Have you ever wondered why each brand of wine has its own unique and distinct flavor, despite being made from the same grape variety? It’s this diversity that truly fascinates people. In this article, we’ll explore the factors that contribute to the plethora of flavors found in wine and unravel the secrets behind this sensory experience.
Where Does the Taste of Wine Come From?
All the flavors in wine originate from the multitude of aroma compounds formed during fermentation. As you take a sip and inhale the wine’s aroma, these compounds are released into the air and enter your olfactory system. It’s a feast for your sense of smell.
Each bottle of wine has a unique formula of flavor compounds, and each variation affects the process of aroma formation to a varying degree. Our brains, when exposed to different experiences, respond with a myriad of distinct reactions. It is from this stage that the diverse flavors of wine are born.
Red Wine Flavor
Fruit flavors are prevalent in wine, particularly in red wines. They vary widely, depending on the type of grape used. Some bottles boast a rich blueberry flavor, while others delight with the sweetness of cherries or the enticing aroma of raspberries.
Italy, in particular, is known for producing wines with abundant fruit flavors. The Italian black grape variety, influenced by its unique climate and weather conditions, offers a distinct character that sets it apart from others, like Cabernet Sauvignon and Syrah. The mixing of black and red grapes gives rise to intriguing blends. The GSM (Grenache, Syrah, and Mourvèdre) blends exemplify this practice. The fruity aromas predominantly come from the red grapes, while the black grapes add an exceptional touch. Experts can even leave an enduring impression of fruity flavors on the palate of the drinker, ensuring an unforgettable experience.
White Wine Flavor
White wines are generally light in both body and alcohol content. Their aromas create a feeling of excitement, freshness, and coolness when enjoyed. Interestingly, even when the same recipe and soaking method are applied, each region imparts its own distinctive flavor. The differences arise from variations in soil, climate, and grape characteristics. For instance, when tasting Chenin Blanc from South Africa, a subtle lemon flavor may be detected. However, French Valley Chenin Blanc offers a much stronger lemony character. This serves as a prime example of how climate significantly influences the taste of wine.
Why Does Wine Have So Many Flavors?

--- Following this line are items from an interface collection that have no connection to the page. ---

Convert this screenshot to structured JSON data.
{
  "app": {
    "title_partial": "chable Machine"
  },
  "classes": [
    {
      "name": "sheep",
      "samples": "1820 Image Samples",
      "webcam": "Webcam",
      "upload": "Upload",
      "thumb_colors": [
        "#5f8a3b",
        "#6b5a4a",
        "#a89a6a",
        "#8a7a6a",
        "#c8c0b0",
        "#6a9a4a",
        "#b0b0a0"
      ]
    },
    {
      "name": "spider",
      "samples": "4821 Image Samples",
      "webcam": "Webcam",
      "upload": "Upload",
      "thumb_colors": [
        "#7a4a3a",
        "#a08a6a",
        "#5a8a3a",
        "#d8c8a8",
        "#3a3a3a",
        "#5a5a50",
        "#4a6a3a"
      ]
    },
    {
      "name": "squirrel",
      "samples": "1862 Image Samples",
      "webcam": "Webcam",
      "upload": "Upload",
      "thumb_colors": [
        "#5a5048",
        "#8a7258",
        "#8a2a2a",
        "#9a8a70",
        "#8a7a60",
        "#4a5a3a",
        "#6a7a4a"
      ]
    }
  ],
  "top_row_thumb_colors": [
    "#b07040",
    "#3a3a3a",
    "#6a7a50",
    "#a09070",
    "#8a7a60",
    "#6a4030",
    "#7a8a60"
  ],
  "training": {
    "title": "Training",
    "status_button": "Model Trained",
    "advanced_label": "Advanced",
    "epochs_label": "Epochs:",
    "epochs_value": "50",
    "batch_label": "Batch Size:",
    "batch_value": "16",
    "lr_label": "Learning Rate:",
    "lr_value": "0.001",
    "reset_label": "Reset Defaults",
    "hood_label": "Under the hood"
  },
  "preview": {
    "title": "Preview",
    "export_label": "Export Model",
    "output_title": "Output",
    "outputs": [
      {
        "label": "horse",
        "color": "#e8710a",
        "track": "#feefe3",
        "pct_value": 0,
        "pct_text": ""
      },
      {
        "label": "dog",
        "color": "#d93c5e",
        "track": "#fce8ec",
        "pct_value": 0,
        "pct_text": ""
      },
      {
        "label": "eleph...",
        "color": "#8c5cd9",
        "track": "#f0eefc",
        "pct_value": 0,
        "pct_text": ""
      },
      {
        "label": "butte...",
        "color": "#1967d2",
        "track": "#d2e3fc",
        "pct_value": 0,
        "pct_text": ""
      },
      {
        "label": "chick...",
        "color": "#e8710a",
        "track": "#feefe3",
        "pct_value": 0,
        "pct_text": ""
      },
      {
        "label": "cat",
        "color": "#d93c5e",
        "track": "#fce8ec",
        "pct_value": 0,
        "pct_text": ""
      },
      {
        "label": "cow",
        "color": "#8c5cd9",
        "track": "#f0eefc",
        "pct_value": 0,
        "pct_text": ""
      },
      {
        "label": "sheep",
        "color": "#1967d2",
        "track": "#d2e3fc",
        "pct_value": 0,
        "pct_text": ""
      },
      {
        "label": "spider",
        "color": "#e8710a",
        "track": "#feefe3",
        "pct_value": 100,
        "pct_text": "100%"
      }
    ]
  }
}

The myriad of flavors in wine can be attributed to several factors, including grape variety, climatic conditions, weather patterns, mixing formulas, and maceration time. Another crucial aspect is the interpretation of aromas, which can vary widely among individuals. Our noses have the remarkable ability to detect a range of scents, and adaptability plays a significant role.
Consider the example of a scented candle. Initially, its fragrance is potent and easily noticeable. However, with regular use, the scent gradually becomes less prominent. Similarly, the perception of wine aroma follows a similar pattern. It changes depending on personal habits, environmental conditions, and circumstances.
Even when sharing the same glass of wine, each person’s experience and description of the flavors will differ. Some might detect notes of cherries, while others pick up hints of pepper. In general, people rarely agree on their sensory perceptions. As the saying goes, “nine people, ten opinions.” Each individual’s unique way of experiencing the wine forms their own flavor profile. It’s challenging to determine who is right or wrong, as it depends on the physical attributes of the person and their unique brain.
Some Common Flavors in Wine
- Red wines often exhibit aromas of cherry, plum, and other similar fruits.
- White wines commonly feature scents of orange, tangerine, pear, apple, and pineapple.
The floral aromas found in wine are delicate and captivating. Prepare to be charmed by fragrances of roses, green vegetables, and herbs.
Aged Oak Scent
This aroma arises from the wine aging in oak barrels. Over time, the wine absorbs essences from the wood, giving rise to scents of smoke, vanilla, toasted bread, and more.
- The smell of browned butter…
The world of wine is a treasure trove of diverse flavors, and Vietnamese wines bring this richness to the forefront. With an extensive range of wines from France, Germany, Italy, Chile, America, and beyond, Imported VN Drink Wine System guarantees authentic, original, and high-quality products. If you’re eager to embark on a wine-tasting journey, visit the Imported VN Drink Wine System website for reference and selection.
Cheers to the wonders of wine and the multitude of flavors it offers!